[Website and app data records]

----------------

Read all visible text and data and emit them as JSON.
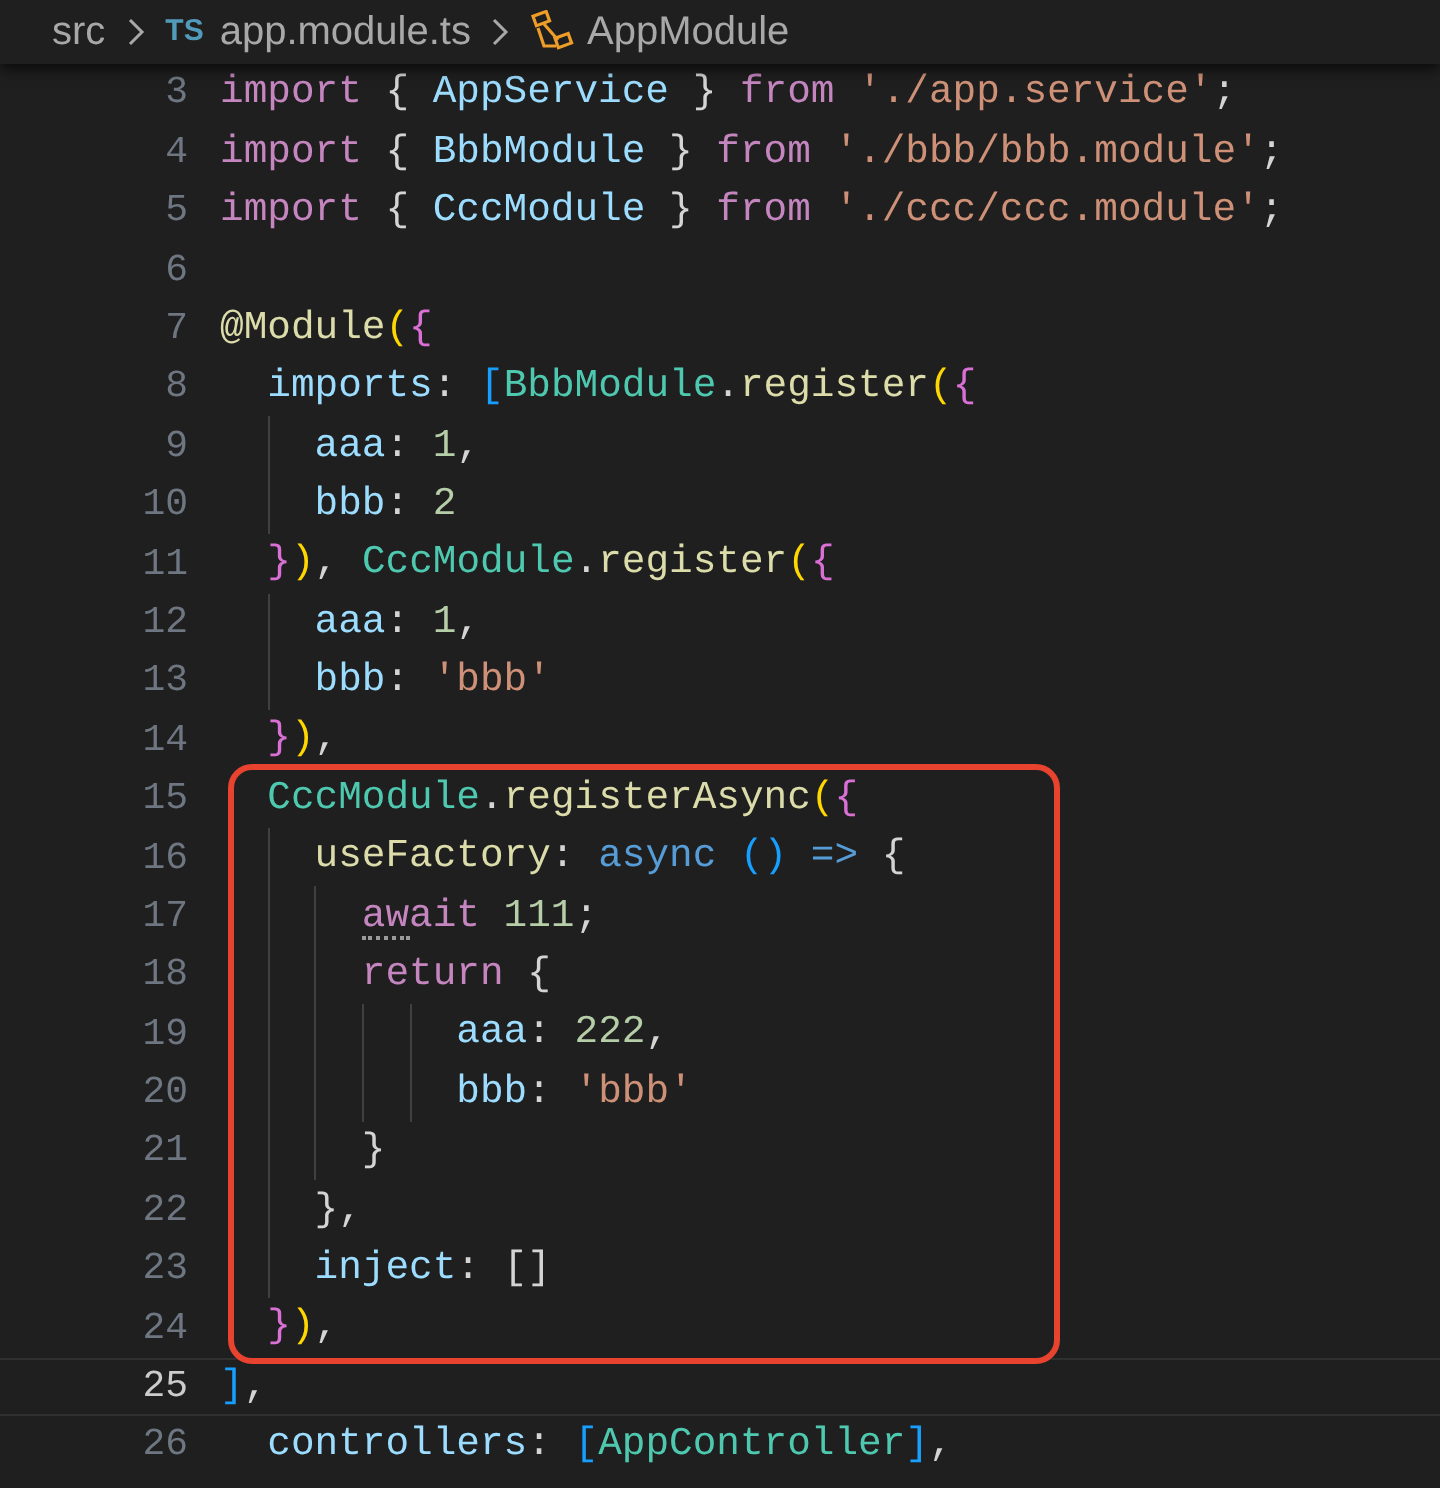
{
  "breadcrumbs": {
    "folder": "src",
    "file_badge": "TS",
    "file": "app.module.ts",
    "symbol": "AppModule"
  },
  "lines": [
    {
      "number": "3",
      "current": false,
      "tokens": [
        {
          "text": "import",
          "kind": "kw"
        },
        {
          "text": " { ",
          "kind": "punct"
        },
        {
          "text": "AppService",
          "kind": "var"
        },
        {
          "text": " } ",
          "kind": "punct"
        },
        {
          "text": "from ",
          "kind": "kw"
        },
        {
          "text": "'./app.service'",
          "kind": "str"
        },
        {
          "text": ";",
          "kind": "punct"
        }
      ]
    },
    {
      "number": "4",
      "current": false,
      "tokens": [
        {
          "text": "import",
          "kind": "kw"
        },
        {
          "text": " { ",
          "kind": "punct"
        },
        {
          "text": "BbbModule",
          "kind": "var"
        },
        {
          "text": " } ",
          "kind": "punct"
        },
        {
          "text": "from ",
          "kind": "kw"
        },
        {
          "text": "'./bbb/bbb.module'",
          "kind": "str"
        },
        {
          "text": ";",
          "kind": "punct"
        }
      ]
    },
    {
      "number": "5",
      "current": false,
      "tokens": [
        {
          "text": "import",
          "kind": "kw"
        },
        {
          "text": " { ",
          "kind": "punct"
        },
        {
          "text": "CccModule",
          "kind": "var"
        },
        {
          "text": " } ",
          "kind": "punct"
        },
        {
          "text": "from ",
          "kind": "kw"
        },
        {
          "text": "'./ccc/ccc.module'",
          "kind": "str"
        },
        {
          "text": ";",
          "kind": "punct"
        }
      ]
    },
    {
      "number": "6",
      "current": false
    },
    {
      "number": "7",
      "current": false,
      "tokens": [
        {
          "text": "@Module",
          "kind": "fn"
        },
        {
          "text": "(",
          "kind": "b1"
        },
        {
          "text": "{",
          "kind": "b2"
        }
      ]
    },
    {
      "number": "8",
      "current": false,
      "tokens": [
        {
          "text": "  imports",
          "kind": "var"
        },
        {
          "text": ": ",
          "kind": "punct"
        },
        {
          "text": "[",
          "kind": "b3"
        },
        {
          "text": "BbbModule",
          "kind": "cls"
        },
        {
          "text": ".",
          "kind": "punct"
        },
        {
          "text": "register",
          "kind": "fn"
        },
        {
          "text": "(",
          "kind": "b1"
        },
        {
          "text": "{",
          "kind": "b2"
        }
      ]
    },
    {
      "number": "9",
      "current": false,
      "tokens": [
        {
          "text": "    aaa",
          "kind": "var"
        },
        {
          "text": ": ",
          "kind": "punct"
        },
        {
          "text": "1",
          "kind": "num"
        },
        {
          "text": ",",
          "kind": "punct"
        }
      ]
    },
    {
      "number": "10",
      "current": false,
      "tokens": [
        {
          "text": "    bbb",
          "kind": "var"
        },
        {
          "text": ": ",
          "kind": "punct"
        },
        {
          "text": "2",
          "kind": "num"
        }
      ]
    },
    {
      "number": "11",
      "current": false,
      "tokens": [
        {
          "text": "  }",
          "kind": "b2"
        },
        {
          "text": ")",
          "kind": "b1"
        },
        {
          "text": ", ",
          "kind": "punct"
        },
        {
          "text": "CccModule",
          "kind": "cls"
        },
        {
          "text": ".",
          "kind": "punct"
        },
        {
          "text": "register",
          "kind": "fn"
        },
        {
          "text": "(",
          "kind": "b1"
        },
        {
          "text": "{",
          "kind": "b2"
        }
      ]
    },
    {
      "number": "12",
      "current": false,
      "tokens": [
        {
          "text": "    aaa",
          "kind": "var"
        },
        {
          "text": ": ",
          "kind": "punct"
        },
        {
          "text": "1",
          "kind": "num"
        },
        {
          "text": ",",
          "kind": "punct"
        }
      ]
    },
    {
      "number": "13",
      "current": false,
      "tokens": [
        {
          "text": "    bbb",
          "kind": "var"
        },
        {
          "text": ": ",
          "kind": "punct"
        },
        {
          "text": "'bbb'",
          "kind": "str"
        }
      ]
    },
    {
      "number": "14",
      "current": false,
      "tokens": [
        {
          "text": "  }",
          "kind": "b2"
        },
        {
          "text": ")",
          "kind": "b1"
        },
        {
          "text": ",",
          "kind": "punct"
        }
      ]
    },
    {
      "number": "15",
      "current": false,
      "tokens": [
        {
          "text": "  CccModule",
          "kind": "cls"
        },
        {
          "text": ".",
          "kind": "punct"
        },
        {
          "text": "registerAsync",
          "kind": "fn"
        },
        {
          "text": "(",
          "kind": "b1"
        },
        {
          "text": "{",
          "kind": "b2"
        }
      ]
    },
    {
      "number": "16",
      "current": false,
      "tokens": [
        {
          "text": "    useFactory",
          "kind": "fn"
        },
        {
          "text": ": ",
          "kind": "punct"
        },
        {
          "text": "async ",
          "kind": "storage"
        },
        {
          "text": "() ",
          "kind": "b3"
        },
        {
          "text": "=>",
          "kind": "storage"
        },
        {
          "text": " {",
          "kind": "punct"
        }
      ]
    },
    {
      "number": "17",
      "current": false,
      "tokens": [
        {
          "text": "      await",
          "kind": "kw",
          "hinted": true
        },
        {
          "text": " 111",
          "kind": "num"
        },
        {
          "text": ";",
          "kind": "punct"
        }
      ]
    },
    {
      "number": "18",
      "current": false,
      "tokens": [
        {
          "text": "      return",
          "kind": "kw"
        },
        {
          "text": " {",
          "kind": "punct"
        }
      ]
    },
    {
      "number": "19",
      "current": false,
      "tokens": [
        {
          "text": "          aaa",
          "kind": "var"
        },
        {
          "text": ": ",
          "kind": "punct"
        },
        {
          "text": "222",
          "kind": "num"
        },
        {
          "text": ",",
          "kind": "punct"
        }
      ]
    },
    {
      "number": "20",
      "current": false,
      "tokens": [
        {
          "text": "          bbb",
          "kind": "var"
        },
        {
          "text": ": ",
          "kind": "punct"
        },
        {
          "text": "'bbb'",
          "kind": "str"
        }
      ]
    },
    {
      "number": "21",
      "current": false,
      "tokens": [
        {
          "text": "      }",
          "kind": "punct"
        }
      ]
    },
    {
      "number": "22",
      "current": false,
      "tokens": [
        {
          "text": "    },",
          "kind": "punct"
        }
      ]
    },
    {
      "number": "23",
      "current": false,
      "tokens": [
        {
          "text": "    inject",
          "kind": "var"
        },
        {
          "text": ": ",
          "kind": "punct"
        },
        {
          "text": "[]",
          "kind": "punct"
        }
      ]
    },
    {
      "number": "24",
      "current": false,
      "tokens": [
        {
          "text": "  }",
          "kind": "b2"
        },
        {
          "text": ")",
          "kind": "b1"
        },
        {
          "text": ",",
          "kind": "punct"
        }
      ]
    },
    {
      "number": "25",
      "current": true,
      "tokens": [
        {
          "text": "]",
          "kind": "b3"
        },
        {
          "text": ",",
          "kind": "punct"
        }
      ]
    },
    {
      "number": "26",
      "current": false,
      "tokens": [
        {
          "text": "  controllers",
          "kind": "var"
        },
        {
          "text": ": ",
          "kind": "punct"
        },
        {
          "text": "[",
          "kind": "b3"
        },
        {
          "text": "AppController",
          "kind": "cls"
        },
        {
          "text": "]",
          "kind": "b3"
        },
        {
          "text": ",",
          "kind": "punct"
        }
      ]
    }
  ]
}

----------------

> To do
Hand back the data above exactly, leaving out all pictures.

> Answer section
Read all visible text and data and emit them as JSON.
{
  "breadcrumbs": {
    "folder": "src",
    "file_badge": "TS",
    "file": "app.module.ts",
    "symbol": "AppModule"
  },
  "lines": [
    {
      "number": "3",
      "current": false,
      "tokens": [
        {
          "text": "import",
          "kind": "kw"
        },
        {
          "text": " { ",
          "kind": "punct"
        },
        {
          "text": "AppService",
          "kind": "var"
        },
        {
          "text": " } ",
          "kind": "punct"
        },
        {
          "text": "from ",
          "kind": "kw"
        },
        {
          "text": "'./app.service'",
          "kind": "str"
        },
        {
          "text": ";",
          "kind": "punct"
        }
      ]
    },
    {
      "number": "4",
      "current": false,
      "tokens": [
        {
          "text": "import",
          "kind": "kw"
        },
        {
          "text": " { ",
          "kind": "punct"
        },
        {
          "text": "BbbModule",
          "kind": "var"
        },
        {
          "text": " } ",
          "kind": "punct"
        },
        {
          "text": "from ",
          "kind": "kw"
        },
        {
          "text": "'./bbb/bbb.module'",
          "kind": "str"
        },
        {
          "text": ";",
          "kind": "punct"
        }
      ]
    },
    {
      "number": "5",
      "current": false,
      "tokens": [
        {
          "text": "import",
          "kind": "kw"
        },
        {
          "text": " { ",
          "kind": "punct"
        },
        {
          "text": "CccModule",
          "kind": "var"
        },
        {
          "text": " } ",
          "kind": "punct"
        },
        {
          "text": "from ",
          "kind": "kw"
        },
        {
          "text": "'./ccc/ccc.module'",
          "kind": "str"
        },
        {
          "text": ";",
          "kind": "punct"
        }
      ]
    },
    {
      "number": "6",
      "current": false
    },
    {
      "number": "7",
      "current": false,
      "tokens": [
        {
          "text": "@Module",
          "kind": "fn"
        },
        {
          "text": "(",
          "kind": "b1"
        },
        {
          "text": "{",
          "kind": "b2"
        }
      ]
    },
    {
      "number": "8",
      "current": false,
      "tokens": [
        {
          "text": "  imports",
          "kind": "var"
        },
        {
          "text": ": ",
          "kind": "punct"
        },
        {
          "text": "[",
          "kind": "b3"
        },
        {
          "text": "BbbModule",
          "kind": "cls"
        },
        {
          "text": ".",
          "kind": "punct"
        },
        {
          "text": "register",
          "kind": "fn"
        },
        {
          "text": "(",
          "kind": "b1"
        },
        {
          "text": "{",
          "kind": "b2"
        }
      ]
    },
    {
      "number": "9",
      "current": false,
      "tokens": [
        {
          "text": "    aaa",
          "kind": "var"
        },
        {
          "text": ": ",
          "kind": "punct"
        },
        {
          "text": "1",
          "kind": "num"
        },
        {
          "text": ",",
          "kind": "punct"
        }
      ]
    },
    {
      "number": "10",
      "current": false,
      "tokens": [
        {
          "text": "    bbb",
          "kind": "var"
        },
        {
          "text": ": ",
          "kind": "punct"
        },
        {
          "text": "2",
          "kind": "num"
        }
      ]
    },
    {
      "number": "11",
      "current": false,
      "tokens": [
        {
          "text": "  }",
          "kind": "b2"
        },
        {
          "text": ")",
          "kind": "b1"
        },
        {
          "text": ", ",
          "kind": "punct"
        },
        {
          "text": "CccModule",
          "kind": "cls"
        },
        {
          "text": ".",
          "kind": "punct"
        },
        {
          "text": "register",
          "kind": "fn"
        },
        {
          "text": "(",
          "kind": "b1"
        },
        {
          "text": "{",
          "kind": "b2"
        }
      ]
    },
    {
      "number": "12",
      "current": false,
      "tokens": [
        {
          "text": "    aaa",
          "kind": "var"
        },
        {
          "text": ": ",
          "kind": "punct"
        },
        {
          "text": "1",
          "kind": "num"
        },
        {
          "text": ",",
          "kind": "punct"
        }
      ]
    },
    {
      "number": "13",
      "current": false,
      "tokens": [
        {
          "text": "    bbb",
          "kind": "var"
        },
        {
          "text": ": ",
          "kind": "punct"
        },
        {
          "text": "'bbb'",
          "kind": "str"
        }
      ]
    },
    {
      "number": "14",
      "current": false,
      "tokens": [
        {
          "text": "  }",
          "kind": "b2"
        },
        {
          "text": ")",
          "kind": "b1"
        },
        {
          "text": ",",
          "kind": "punct"
        }
      ]
    },
    {
      "number": "15",
      "current": false,
      "tokens": [
        {
          "text": "  CccModule",
          "kind": "cls"
        },
        {
          "text": ".",
          "kind": "punct"
        },
        {
          "text": "registerAsync",
          "kind": "fn"
        },
        {
          "text": "(",
          "kind": "b1"
        },
        {
          "text": "{",
          "kind": "b2"
        }
      ]
    },
    {
      "number": "16",
      "current": false,
      "tokens": [
        {
          "text": "    useFactory",
          "kind": "fn"
        },
        {
          "text": ": ",
          "kind": "punct"
        },
        {
          "text": "async ",
          "kind": "storage"
        },
        {
          "text": "() ",
          "kind": "b3"
        },
        {
          "text": "=>",
          "kind": "storage"
        },
        {
          "text": " {",
          "kind": "punct"
        }
      ]
    },
    {
      "number": "17",
      "current": false,
      "tokens": [
        {
          "text": "      await",
          "kind": "kw",
          "hinted": true
        },
        {
          "text": " 111",
          "kind": "num"
        },
        {
          "text": ";",
          "kind": "punct"
        }
      ]
    },
    {
      "number": "18",
      "current": false,
      "tokens": [
        {
          "text": "      return",
          "kind": "kw"
        },
        {
          "text": " {",
          "kind": "punct"
        }
      ]
    },
    {
      "number": "19",
      "current": false,
      "tokens": [
        {
          "text": "          aaa",
          "kind": "var"
        },
        {
          "text": ": ",
          "kind": "punct"
        },
        {
          "text": "222",
          "kind": "num"
        },
        {
          "text": ",",
          "kind": "punct"
        }
      ]
    },
    {
      "number": "20",
      "current": false,
      "tokens": [
        {
          "text": "          bbb",
          "kind": "var"
        },
        {
          "text": ": ",
          "kind": "punct"
        },
        {
          "text": "'bbb'",
          "kind": "str"
        }
      ]
    },
    {
      "number": "21",
      "current": false,
      "tokens": [
        {
          "text": "      }",
          "kind": "punct"
        }
      ]
    },
    {
      "number": "22",
      "current": false,
      "tokens": [
        {
          "text": "    },",
          "kind": "punct"
        }
      ]
    },
    {
      "number": "23",
      "current": false,
      "tokens": [
        {
          "text": "    inject",
          "kind": "var"
        },
        {
          "text": ": ",
          "kind": "punct"
        },
        {
          "text": "[]",
          "kind": "punct"
        }
      ]
    },
    {
      "number": "24",
      "current": false,
      "tokens": [
        {
          "text": "  }",
          "kind": "b2"
        },
        {
          "text": ")",
          "kind": "b1"
        },
        {
          "text": ",",
          "kind": "punct"
        }
      ]
    },
    {
      "number": "25",
      "current": true,
      "tokens": [
        {
          "text": "]",
          "kind": "b3"
        },
        {
          "text": ",",
          "kind": "punct"
        }
      ]
    },
    {
      "number": "26",
      "current": false,
      "tokens": [
        {
          "text": "  controllers",
          "kind": "var"
        },
        {
          "text": ": ",
          "kind": "punct"
        },
        {
          "text": "[",
          "kind": "b3"
        },
        {
          "text": "AppController",
          "kind": "cls"
        },
        {
          "text": "]",
          "kind": "b3"
        },
        {
          "text": ",",
          "kind": "punct"
        }
      ]
    }
  ]
}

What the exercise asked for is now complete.